### Prompt
Where in the records does the word "title" occur? Copy each line in which it does.

··· Source data

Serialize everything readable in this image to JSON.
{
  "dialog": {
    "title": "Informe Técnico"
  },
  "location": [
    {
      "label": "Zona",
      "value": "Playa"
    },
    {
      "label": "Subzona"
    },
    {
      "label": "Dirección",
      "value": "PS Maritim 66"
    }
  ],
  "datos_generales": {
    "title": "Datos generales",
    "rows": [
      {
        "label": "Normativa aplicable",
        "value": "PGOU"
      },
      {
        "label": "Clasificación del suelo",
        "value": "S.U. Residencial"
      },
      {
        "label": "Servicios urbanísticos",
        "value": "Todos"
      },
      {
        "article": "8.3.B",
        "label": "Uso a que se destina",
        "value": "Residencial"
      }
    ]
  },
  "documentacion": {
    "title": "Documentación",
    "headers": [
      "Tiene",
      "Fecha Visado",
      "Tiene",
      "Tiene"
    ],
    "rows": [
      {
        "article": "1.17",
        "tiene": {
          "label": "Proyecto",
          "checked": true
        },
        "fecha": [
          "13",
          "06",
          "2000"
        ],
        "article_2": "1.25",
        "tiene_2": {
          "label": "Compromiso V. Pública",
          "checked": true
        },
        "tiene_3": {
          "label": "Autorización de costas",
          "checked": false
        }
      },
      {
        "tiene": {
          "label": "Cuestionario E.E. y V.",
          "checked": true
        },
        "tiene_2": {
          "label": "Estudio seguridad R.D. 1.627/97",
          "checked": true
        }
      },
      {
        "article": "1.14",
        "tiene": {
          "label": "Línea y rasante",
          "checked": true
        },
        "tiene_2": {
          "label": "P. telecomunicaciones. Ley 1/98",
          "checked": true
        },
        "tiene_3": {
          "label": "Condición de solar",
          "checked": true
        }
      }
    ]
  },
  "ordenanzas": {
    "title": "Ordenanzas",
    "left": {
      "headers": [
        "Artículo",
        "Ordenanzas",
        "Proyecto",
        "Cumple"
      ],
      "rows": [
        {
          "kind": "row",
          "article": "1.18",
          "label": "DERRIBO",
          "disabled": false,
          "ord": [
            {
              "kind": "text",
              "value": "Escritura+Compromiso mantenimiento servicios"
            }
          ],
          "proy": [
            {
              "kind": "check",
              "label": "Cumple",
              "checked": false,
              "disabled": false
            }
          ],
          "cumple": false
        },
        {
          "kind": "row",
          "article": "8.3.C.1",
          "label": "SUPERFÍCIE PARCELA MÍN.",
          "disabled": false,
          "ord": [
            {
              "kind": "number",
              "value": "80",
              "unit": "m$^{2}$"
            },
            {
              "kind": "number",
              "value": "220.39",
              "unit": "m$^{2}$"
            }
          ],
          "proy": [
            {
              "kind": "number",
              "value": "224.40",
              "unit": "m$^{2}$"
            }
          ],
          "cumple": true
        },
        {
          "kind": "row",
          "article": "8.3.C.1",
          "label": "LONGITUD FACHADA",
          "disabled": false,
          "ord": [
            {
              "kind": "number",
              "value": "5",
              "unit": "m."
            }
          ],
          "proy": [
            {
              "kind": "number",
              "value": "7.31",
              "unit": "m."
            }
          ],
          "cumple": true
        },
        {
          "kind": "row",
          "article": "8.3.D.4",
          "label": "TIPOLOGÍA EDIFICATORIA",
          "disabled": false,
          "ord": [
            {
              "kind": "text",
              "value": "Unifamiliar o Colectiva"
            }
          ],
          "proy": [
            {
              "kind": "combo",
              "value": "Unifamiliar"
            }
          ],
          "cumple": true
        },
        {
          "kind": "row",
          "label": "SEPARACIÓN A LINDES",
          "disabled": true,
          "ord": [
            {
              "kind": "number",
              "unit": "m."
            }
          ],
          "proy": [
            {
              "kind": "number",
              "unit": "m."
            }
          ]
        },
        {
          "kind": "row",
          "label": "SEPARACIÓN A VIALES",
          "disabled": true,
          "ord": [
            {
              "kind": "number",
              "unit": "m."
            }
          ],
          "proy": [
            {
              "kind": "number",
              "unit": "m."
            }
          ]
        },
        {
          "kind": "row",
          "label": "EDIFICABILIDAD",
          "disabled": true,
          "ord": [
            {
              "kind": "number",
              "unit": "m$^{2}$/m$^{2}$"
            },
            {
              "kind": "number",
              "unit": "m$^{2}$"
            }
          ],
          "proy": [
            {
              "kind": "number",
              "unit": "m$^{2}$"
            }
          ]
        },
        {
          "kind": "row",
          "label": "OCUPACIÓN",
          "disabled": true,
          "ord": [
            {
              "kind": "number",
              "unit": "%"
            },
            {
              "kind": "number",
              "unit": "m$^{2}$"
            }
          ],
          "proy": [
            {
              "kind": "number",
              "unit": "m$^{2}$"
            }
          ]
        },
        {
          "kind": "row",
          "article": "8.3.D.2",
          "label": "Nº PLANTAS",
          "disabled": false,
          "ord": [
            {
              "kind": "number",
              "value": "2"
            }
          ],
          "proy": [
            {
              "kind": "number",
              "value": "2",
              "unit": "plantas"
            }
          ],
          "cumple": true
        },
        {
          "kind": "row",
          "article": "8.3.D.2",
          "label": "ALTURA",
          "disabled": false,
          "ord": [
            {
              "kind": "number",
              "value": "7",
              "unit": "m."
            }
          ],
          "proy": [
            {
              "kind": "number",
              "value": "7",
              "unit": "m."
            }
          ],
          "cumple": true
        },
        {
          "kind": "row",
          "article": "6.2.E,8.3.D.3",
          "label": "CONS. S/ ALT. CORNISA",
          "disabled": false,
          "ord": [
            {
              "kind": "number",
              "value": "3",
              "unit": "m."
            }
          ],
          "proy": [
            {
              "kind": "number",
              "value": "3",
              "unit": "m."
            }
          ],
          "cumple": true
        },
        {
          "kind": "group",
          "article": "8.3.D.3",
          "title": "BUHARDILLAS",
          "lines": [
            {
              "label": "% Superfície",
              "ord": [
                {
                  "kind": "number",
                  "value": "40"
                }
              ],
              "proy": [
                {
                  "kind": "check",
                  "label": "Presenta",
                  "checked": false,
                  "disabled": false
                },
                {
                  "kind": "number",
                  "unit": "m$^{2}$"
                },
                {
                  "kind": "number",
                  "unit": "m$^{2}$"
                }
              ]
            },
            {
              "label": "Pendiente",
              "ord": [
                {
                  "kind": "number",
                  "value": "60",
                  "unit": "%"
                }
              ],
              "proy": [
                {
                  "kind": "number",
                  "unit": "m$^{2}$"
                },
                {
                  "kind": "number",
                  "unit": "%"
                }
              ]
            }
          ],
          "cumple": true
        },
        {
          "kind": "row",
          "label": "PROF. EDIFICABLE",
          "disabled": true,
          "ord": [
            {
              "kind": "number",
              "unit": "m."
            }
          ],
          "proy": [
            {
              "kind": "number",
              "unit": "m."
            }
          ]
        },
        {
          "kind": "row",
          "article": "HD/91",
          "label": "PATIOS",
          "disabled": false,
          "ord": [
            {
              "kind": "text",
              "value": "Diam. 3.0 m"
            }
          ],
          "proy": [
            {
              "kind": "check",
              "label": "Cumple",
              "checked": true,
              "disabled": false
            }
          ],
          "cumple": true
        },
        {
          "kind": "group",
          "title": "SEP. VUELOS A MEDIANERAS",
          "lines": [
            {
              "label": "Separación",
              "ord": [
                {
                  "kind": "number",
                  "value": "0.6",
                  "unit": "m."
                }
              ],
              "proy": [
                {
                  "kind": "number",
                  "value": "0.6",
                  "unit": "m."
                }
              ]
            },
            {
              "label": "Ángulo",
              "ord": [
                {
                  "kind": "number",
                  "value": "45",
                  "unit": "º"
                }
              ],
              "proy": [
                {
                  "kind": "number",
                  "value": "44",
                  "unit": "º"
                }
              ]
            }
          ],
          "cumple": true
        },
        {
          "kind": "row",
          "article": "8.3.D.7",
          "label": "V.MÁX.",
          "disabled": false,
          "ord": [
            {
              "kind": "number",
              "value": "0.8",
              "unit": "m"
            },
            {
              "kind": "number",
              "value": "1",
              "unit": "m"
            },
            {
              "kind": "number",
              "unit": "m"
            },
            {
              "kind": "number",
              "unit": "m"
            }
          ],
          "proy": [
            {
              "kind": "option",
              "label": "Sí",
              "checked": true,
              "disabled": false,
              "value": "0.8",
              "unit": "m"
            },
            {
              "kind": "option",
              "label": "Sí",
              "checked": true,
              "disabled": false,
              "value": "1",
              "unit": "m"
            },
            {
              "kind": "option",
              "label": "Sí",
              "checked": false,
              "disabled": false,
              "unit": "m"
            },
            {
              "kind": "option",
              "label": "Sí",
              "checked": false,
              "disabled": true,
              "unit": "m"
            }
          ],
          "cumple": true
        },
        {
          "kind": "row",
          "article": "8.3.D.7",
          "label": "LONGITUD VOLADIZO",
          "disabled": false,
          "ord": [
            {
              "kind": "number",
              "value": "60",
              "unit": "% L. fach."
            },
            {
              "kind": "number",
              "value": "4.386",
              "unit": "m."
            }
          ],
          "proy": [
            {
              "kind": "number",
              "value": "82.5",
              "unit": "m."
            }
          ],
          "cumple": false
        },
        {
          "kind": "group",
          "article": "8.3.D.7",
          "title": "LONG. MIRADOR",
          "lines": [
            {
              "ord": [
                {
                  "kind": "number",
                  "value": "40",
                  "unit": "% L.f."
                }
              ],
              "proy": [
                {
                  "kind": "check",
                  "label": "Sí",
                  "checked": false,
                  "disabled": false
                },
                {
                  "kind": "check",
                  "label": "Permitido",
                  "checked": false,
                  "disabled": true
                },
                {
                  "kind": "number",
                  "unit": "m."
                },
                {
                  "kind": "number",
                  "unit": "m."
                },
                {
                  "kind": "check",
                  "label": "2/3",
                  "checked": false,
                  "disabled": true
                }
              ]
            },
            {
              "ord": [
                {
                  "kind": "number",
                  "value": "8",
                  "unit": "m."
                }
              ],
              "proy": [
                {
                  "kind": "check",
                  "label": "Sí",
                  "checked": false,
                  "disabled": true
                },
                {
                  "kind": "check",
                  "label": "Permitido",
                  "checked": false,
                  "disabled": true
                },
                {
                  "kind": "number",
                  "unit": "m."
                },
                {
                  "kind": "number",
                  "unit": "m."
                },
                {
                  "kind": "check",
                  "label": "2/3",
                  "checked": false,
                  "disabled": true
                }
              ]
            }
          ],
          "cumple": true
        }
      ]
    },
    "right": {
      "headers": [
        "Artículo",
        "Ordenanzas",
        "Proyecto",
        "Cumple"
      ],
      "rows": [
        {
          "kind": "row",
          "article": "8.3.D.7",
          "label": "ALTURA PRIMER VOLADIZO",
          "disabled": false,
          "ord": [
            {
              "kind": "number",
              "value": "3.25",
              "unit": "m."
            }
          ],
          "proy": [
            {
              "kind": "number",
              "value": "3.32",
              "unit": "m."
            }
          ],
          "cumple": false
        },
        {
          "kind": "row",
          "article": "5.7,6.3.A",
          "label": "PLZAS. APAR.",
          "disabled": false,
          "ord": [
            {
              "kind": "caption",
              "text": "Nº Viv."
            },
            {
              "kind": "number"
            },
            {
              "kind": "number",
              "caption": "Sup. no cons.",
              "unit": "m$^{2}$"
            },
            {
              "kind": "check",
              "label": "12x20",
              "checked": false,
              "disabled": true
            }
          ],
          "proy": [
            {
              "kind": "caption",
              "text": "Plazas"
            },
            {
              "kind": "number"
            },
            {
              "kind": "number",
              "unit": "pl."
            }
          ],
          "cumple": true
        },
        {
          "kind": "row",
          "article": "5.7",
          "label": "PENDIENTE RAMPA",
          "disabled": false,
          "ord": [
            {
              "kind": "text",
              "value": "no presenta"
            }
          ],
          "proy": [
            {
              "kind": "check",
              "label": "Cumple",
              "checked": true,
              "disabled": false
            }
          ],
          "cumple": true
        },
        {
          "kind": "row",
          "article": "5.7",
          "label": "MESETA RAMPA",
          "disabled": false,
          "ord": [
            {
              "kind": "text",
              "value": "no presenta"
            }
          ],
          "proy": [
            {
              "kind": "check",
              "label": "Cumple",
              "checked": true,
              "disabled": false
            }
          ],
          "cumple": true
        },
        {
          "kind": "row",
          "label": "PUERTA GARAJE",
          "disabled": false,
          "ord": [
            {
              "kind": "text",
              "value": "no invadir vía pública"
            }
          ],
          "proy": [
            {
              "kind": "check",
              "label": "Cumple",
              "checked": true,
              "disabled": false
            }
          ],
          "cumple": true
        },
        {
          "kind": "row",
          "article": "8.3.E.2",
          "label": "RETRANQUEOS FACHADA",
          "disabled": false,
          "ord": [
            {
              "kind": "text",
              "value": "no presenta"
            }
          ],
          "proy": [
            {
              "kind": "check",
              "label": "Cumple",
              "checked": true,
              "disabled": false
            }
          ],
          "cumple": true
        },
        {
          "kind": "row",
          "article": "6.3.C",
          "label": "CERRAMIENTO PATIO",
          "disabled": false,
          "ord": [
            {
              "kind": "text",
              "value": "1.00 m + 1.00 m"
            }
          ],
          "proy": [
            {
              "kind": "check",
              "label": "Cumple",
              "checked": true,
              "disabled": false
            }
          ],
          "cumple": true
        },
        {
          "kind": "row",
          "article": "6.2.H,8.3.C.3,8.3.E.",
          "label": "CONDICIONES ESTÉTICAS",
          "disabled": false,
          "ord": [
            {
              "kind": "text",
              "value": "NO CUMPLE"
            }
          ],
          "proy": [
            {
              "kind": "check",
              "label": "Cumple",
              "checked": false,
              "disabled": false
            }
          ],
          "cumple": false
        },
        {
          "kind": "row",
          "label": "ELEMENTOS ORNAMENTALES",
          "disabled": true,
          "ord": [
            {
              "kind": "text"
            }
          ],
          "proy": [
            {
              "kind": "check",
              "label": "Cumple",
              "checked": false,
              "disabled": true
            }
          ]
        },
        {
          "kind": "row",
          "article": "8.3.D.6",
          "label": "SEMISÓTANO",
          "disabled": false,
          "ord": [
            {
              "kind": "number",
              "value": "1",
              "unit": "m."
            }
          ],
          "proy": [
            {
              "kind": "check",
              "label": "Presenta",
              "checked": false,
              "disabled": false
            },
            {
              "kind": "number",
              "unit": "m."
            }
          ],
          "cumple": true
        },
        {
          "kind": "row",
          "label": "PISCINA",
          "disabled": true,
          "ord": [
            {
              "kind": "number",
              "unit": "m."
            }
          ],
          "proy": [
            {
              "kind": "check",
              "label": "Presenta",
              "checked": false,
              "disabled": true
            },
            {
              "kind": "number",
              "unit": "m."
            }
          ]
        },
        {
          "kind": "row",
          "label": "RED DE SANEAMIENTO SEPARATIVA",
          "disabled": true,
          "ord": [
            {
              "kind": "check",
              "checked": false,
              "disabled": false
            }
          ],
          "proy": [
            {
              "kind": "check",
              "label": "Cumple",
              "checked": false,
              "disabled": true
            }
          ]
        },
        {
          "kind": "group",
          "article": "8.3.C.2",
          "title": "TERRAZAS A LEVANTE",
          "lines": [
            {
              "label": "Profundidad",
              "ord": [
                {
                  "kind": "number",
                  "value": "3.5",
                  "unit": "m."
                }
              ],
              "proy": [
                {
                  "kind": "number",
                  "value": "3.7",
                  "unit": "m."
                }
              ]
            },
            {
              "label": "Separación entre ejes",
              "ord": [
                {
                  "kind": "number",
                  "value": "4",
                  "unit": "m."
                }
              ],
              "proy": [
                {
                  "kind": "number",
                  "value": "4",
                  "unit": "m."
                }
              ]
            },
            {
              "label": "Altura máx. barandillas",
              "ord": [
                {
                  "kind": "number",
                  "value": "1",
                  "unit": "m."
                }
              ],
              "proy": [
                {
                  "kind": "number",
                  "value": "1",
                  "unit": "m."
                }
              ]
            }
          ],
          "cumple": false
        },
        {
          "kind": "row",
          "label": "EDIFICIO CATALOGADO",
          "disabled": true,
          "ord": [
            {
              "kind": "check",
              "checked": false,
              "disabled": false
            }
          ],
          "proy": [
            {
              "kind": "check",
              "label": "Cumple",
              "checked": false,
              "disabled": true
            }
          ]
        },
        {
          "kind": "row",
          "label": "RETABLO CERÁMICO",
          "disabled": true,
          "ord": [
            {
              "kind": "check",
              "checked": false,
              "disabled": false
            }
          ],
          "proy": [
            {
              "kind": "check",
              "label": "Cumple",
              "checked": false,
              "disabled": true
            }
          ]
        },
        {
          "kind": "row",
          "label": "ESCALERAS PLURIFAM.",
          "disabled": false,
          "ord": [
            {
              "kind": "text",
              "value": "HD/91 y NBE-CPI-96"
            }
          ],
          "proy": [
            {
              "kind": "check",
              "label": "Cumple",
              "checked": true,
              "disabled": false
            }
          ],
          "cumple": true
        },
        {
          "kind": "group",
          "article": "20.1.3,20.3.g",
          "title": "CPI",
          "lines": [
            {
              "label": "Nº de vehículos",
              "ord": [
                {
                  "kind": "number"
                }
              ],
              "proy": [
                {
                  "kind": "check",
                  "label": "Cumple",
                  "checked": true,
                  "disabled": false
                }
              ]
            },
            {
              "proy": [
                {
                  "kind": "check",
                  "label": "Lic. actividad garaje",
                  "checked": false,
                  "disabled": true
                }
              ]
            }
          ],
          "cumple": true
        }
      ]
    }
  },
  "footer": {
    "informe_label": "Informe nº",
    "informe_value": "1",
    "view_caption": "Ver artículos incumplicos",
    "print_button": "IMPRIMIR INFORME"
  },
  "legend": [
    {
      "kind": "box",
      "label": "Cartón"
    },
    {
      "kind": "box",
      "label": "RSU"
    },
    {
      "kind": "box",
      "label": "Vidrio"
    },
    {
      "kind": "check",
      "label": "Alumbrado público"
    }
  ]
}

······

### Solved problem
    "title": "Informe Técnico"
    "title": "Datos generales",
    "title": "Documentación",
    "title": "Ordenanzas",
          "title": "BUHARDILLAS",
          "title": "SEP. VUELOS A MEDIANERAS",
          "title": "LONG. MIRADOR",
          "title": "TERRAZAS A LEVANTE",
          "title": "CPI",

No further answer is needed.